People and microbes
Bacteria and fungi play an important role in the environment. They can degrade dead or discarded materials back to nature. In real life, people will inevitably come into contact with various microorganisms such as bacteria and fungi. On the surface of human skin, the number of normal bacteria and fungi ranges from 100 to 1000 per square centimeter. In this numerical range, they will not pose a threat to human health or produce any odor. However, in everyday life, human activity is the best place for microbial reproduction. Bacteria multiply in the tens of thousands without drawing attention to humans, and can double every 20 minutes. The metabolites of organisms will create an unpleasant odor, and microorganisms with their amount will pose a threat to people in the form of disease and even death.
War between humans and microbes
Traditional disinfection and cleaning techniques have proven very effective in killing harmful pathogens (bacteria, fungi, viruses, etc.) in the laboratory, but most of these techniques are quick and the effect is short-lived. Currently, in most places, the frequency of disinfection and cleaning is far from a complete inhibition of bacterial growth. Disinfection work can only be performed during breaks. Disinfecting staff, working under the pressure of time and tasks, makes procedural mistakes. These causes result in an undesirable disinfection of public health in practice. Hospitals are undoubtedly one of the most polluted areas.

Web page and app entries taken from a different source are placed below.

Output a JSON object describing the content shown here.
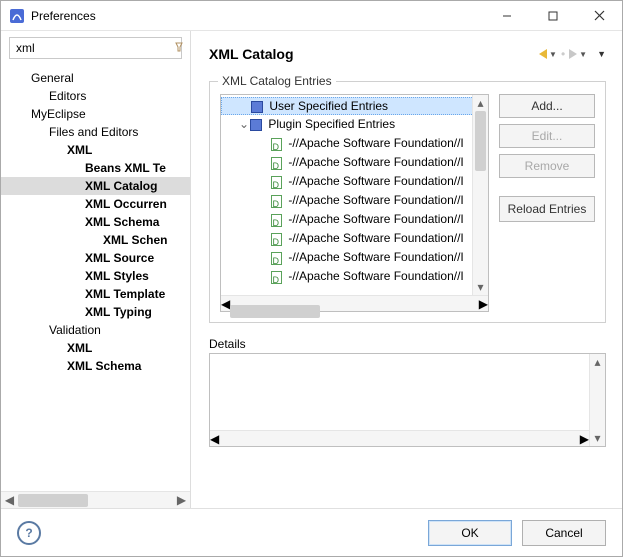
{
  "window": {
    "title": "Preferences"
  },
  "filter": {
    "value": "xml",
    "clear_icon": "clear-icon"
  },
  "tree": {
    "items": [
      {
        "label": "General",
        "indent": 30
      },
      {
        "label": "Editors",
        "indent": 48
      },
      {
        "label": "MyEclipse",
        "indent": 30
      },
      {
        "label": "Files and Editors",
        "indent": 48
      },
      {
        "label": "XML",
        "indent": 66
      },
      {
        "label": "Beans XML Te",
        "indent": 84
      },
      {
        "label": "XML Catalog",
        "indent": 84,
        "selected": true
      },
      {
        "label": "XML Occurren",
        "indent": 84
      },
      {
        "label": "XML Schema",
        "indent": 84
      },
      {
        "label": "XML Schen",
        "indent": 102
      },
      {
        "label": "XML Source",
        "indent": 84
      },
      {
        "label": "XML Styles",
        "indent": 84
      },
      {
        "label": "XML Template",
        "indent": 84
      },
      {
        "label": "XML Typing",
        "indent": 84
      },
      {
        "label": "Validation",
        "indent": 48
      },
      {
        "label": "XML",
        "indent": 66
      },
      {
        "label": "XML Schema",
        "indent": 66
      }
    ]
  },
  "page": {
    "title": "XML Catalog",
    "group_label": "XML Catalog Entries",
    "entries": {
      "user_root": "User Specified Entries",
      "plugin_root": "Plugin Specified Entries",
      "plugin_children": [
        "-//Apache Software Foundation//I",
        "-//Apache Software Foundation//I",
        "-//Apache Software Foundation//I",
        "-//Apache Software Foundation//I",
        "-//Apache Software Foundation//I",
        "-//Apache Software Foundation//I",
        "-//Apache Software Foundation//I",
        "-//Apache Software Foundation//I"
      ]
    },
    "buttons": {
      "add": "Add...",
      "edit": "Edit...",
      "remove": "Remove",
      "reload": "Reload Entries"
    },
    "details_label": "Details"
  },
  "footer": {
    "ok": "OK",
    "cancel": "Cancel"
  }
}
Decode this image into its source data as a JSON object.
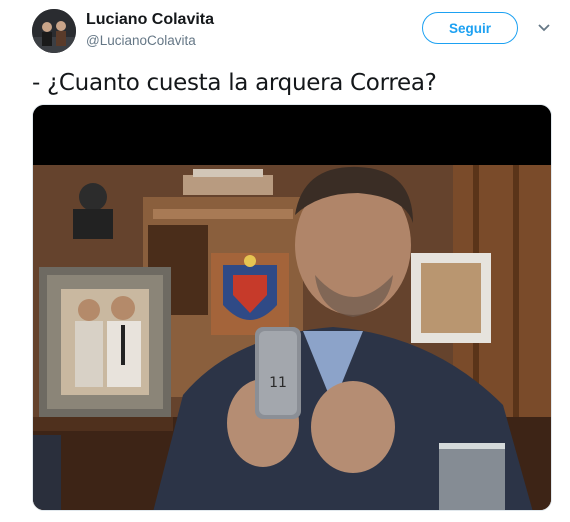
{
  "author": {
    "name": "Luciano Colavita",
    "handle": "@LucianoColavita"
  },
  "follow_label": "Seguir",
  "tweet": {
    "text": "- ¿Cuanto cuesta la arquera Correa?"
  },
  "media": {
    "type": "photo",
    "phone_sticker": "11"
  },
  "colors": {
    "accent": "#1da1f2",
    "handle": "#657786",
    "text": "#14171a"
  },
  "icons": {
    "more": "chevron-down-icon"
  }
}
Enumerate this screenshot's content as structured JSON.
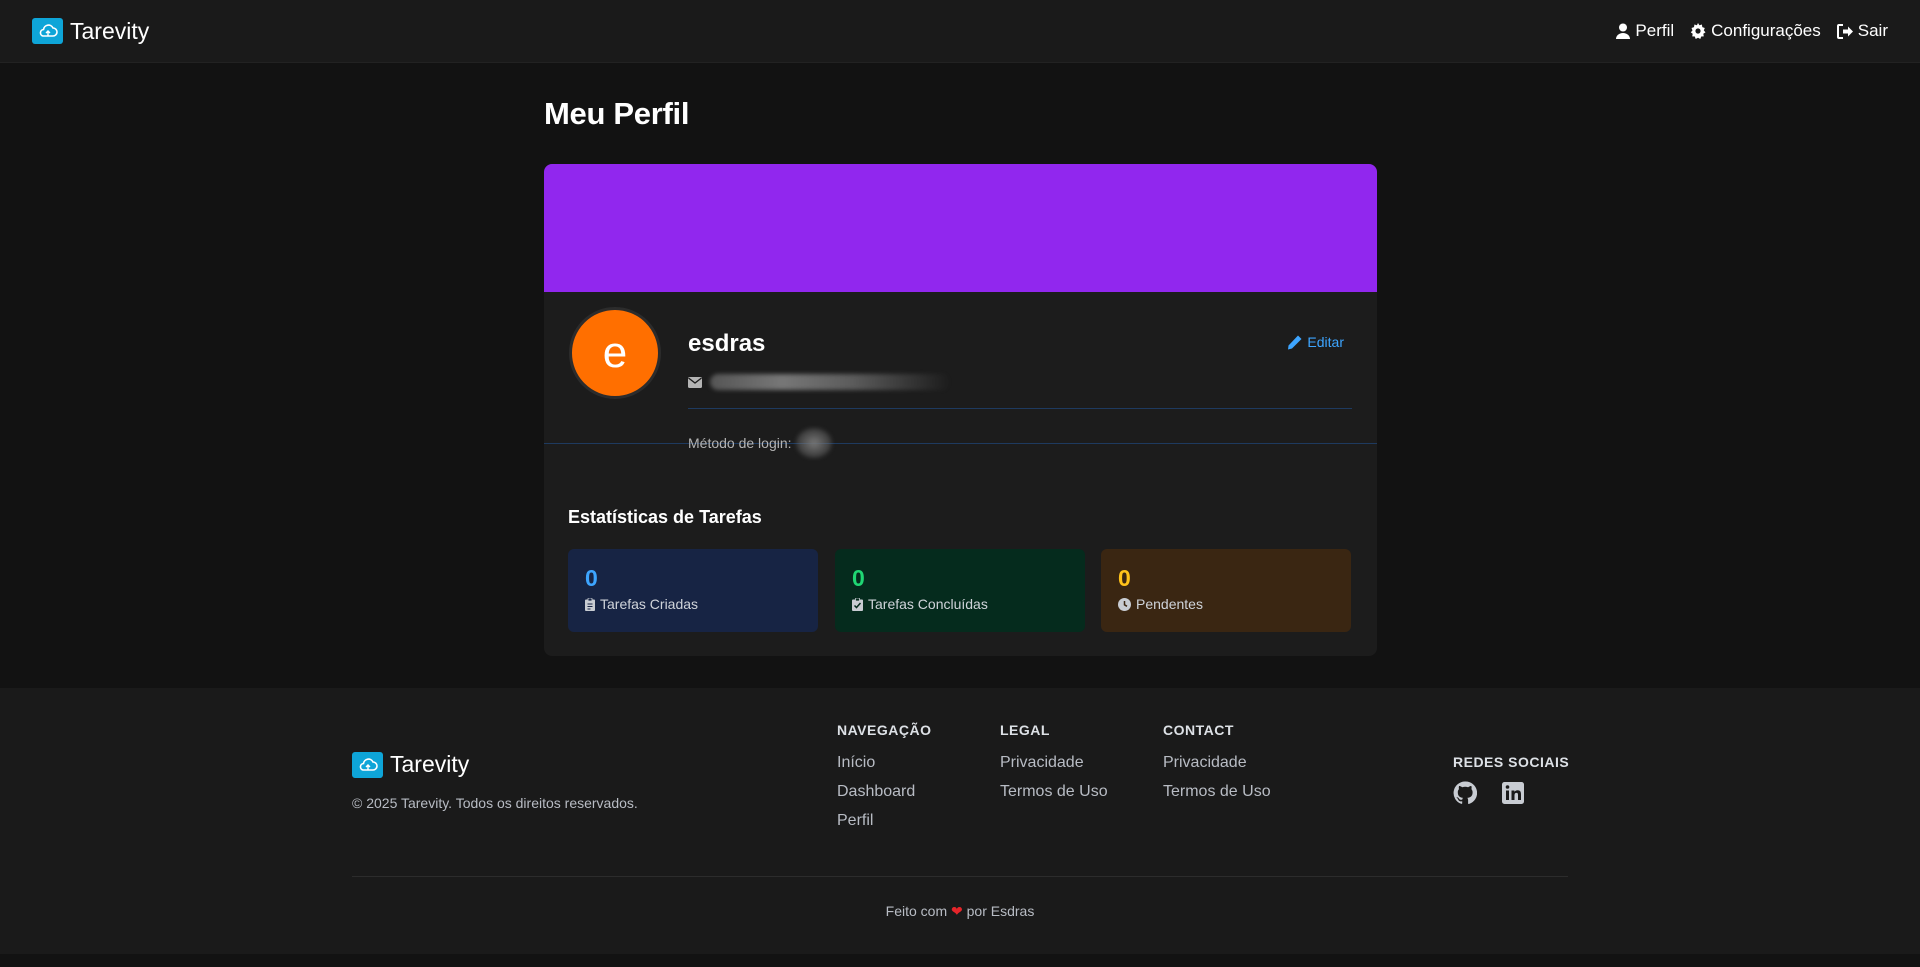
{
  "header": {
    "brand": "Tarevity",
    "nav": [
      {
        "label": "Perfil",
        "icon": "user-icon"
      },
      {
        "label": "Configurações",
        "icon": "gear-icon"
      },
      {
        "label": "Sair",
        "icon": "sign-out-icon"
      }
    ]
  },
  "page": {
    "title": "Meu Perfil"
  },
  "profile": {
    "avatar_letter": "e",
    "name": "esdras",
    "edit_label": "Editar",
    "login_method_label": "Método de login:"
  },
  "stats": {
    "title": "Estatísticas de Tarefas",
    "items": [
      {
        "value": "0",
        "label": "Tarefas Criadas",
        "icon": "clipboard-icon"
      },
      {
        "value": "0",
        "label": "Tarefas Concluídas",
        "icon": "check-square-icon"
      },
      {
        "value": "0",
        "label": "Pendentes",
        "icon": "clock-icon"
      }
    ]
  },
  "footer": {
    "brand": "Tarevity",
    "copyright": "© 2025 Tarevity. Todos os direitos reservados.",
    "columns": [
      {
        "title": "NAVEGAÇÃO",
        "links": [
          "Início",
          "Dashboard",
          "Perfil"
        ]
      },
      {
        "title": "LEGAL",
        "links": [
          "Privacidade",
          "Termos de Uso"
        ]
      },
      {
        "title": "CONTACT",
        "links": [
          "Privacidade",
          "Termos de Uso"
        ]
      }
    ],
    "social_title": "REDES SOCIAIS",
    "made_prefix": "Feito com",
    "made_suffix": "por Esdras"
  },
  "colors": {
    "banner": "#9127ee",
    "avatar": "#ff6f00",
    "accent": "#3da5ff",
    "stat_created": "#3da5ff",
    "stat_done": "#1fd673",
    "stat_pending": "#ffc21a"
  }
}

Infections and infectious diseases pose a constant threat to human health. According to the European Center for Disease Prevention and Control (ECDC), it is estimated that over 4 million people contract healthcare associated infection (HCAI). It is estimated that the number of deaths as a direct consequence of these infections is at least 37,000 and these infections are believed to contribute to an additional 10,000 deaths per year. In February 2015, the European Commission published the Progress Report on the Five-Year Action Plan against the Increasing Risks of Antimicrobial Resistance (AMR), which was launched in 2013. Key actions focus on the correct use of antimicrobials, effective infection prevention, development of effective antimicrobial (antibiotics) or alternative agents, e.g. nano coatings. Easy-to-clean Hygienic Coating System (ECHC), joining forces with international partners and strengthening research to combat AMR in an innovative way.
- The AMICI consortium believes that in order to reduce microbial activity, associated infections and the growth of AMR, new methods are required to complement or alternate the proper use of disinfectants and antibiotics. There is an urgent need for the European Commission to broaden its investment in these alternatives. A potential and promising weapon against bacterial growth and possibly the growth of multidrug-resistant bacteria has been found in antimicrobial (nano) -Coatings (AMC).
- Our partners in Europe participated in the AMICI research project, which carried out basic research at several medical institutions and sites and used the potential of AMC to control the risk of infection.
In molecular physics, the van der Waals force, named after the Dutch scientist Johannes Diderik van der Waals, is a distance-dependent interaction between atoms or molecules. Unlike ionic or covalent bonds, these attractions are not due to chemical electronic bonding; they are relatively weak and therefore more prone to interference. The van der Waals force disappears quickly at greater distances between the interacting molecules.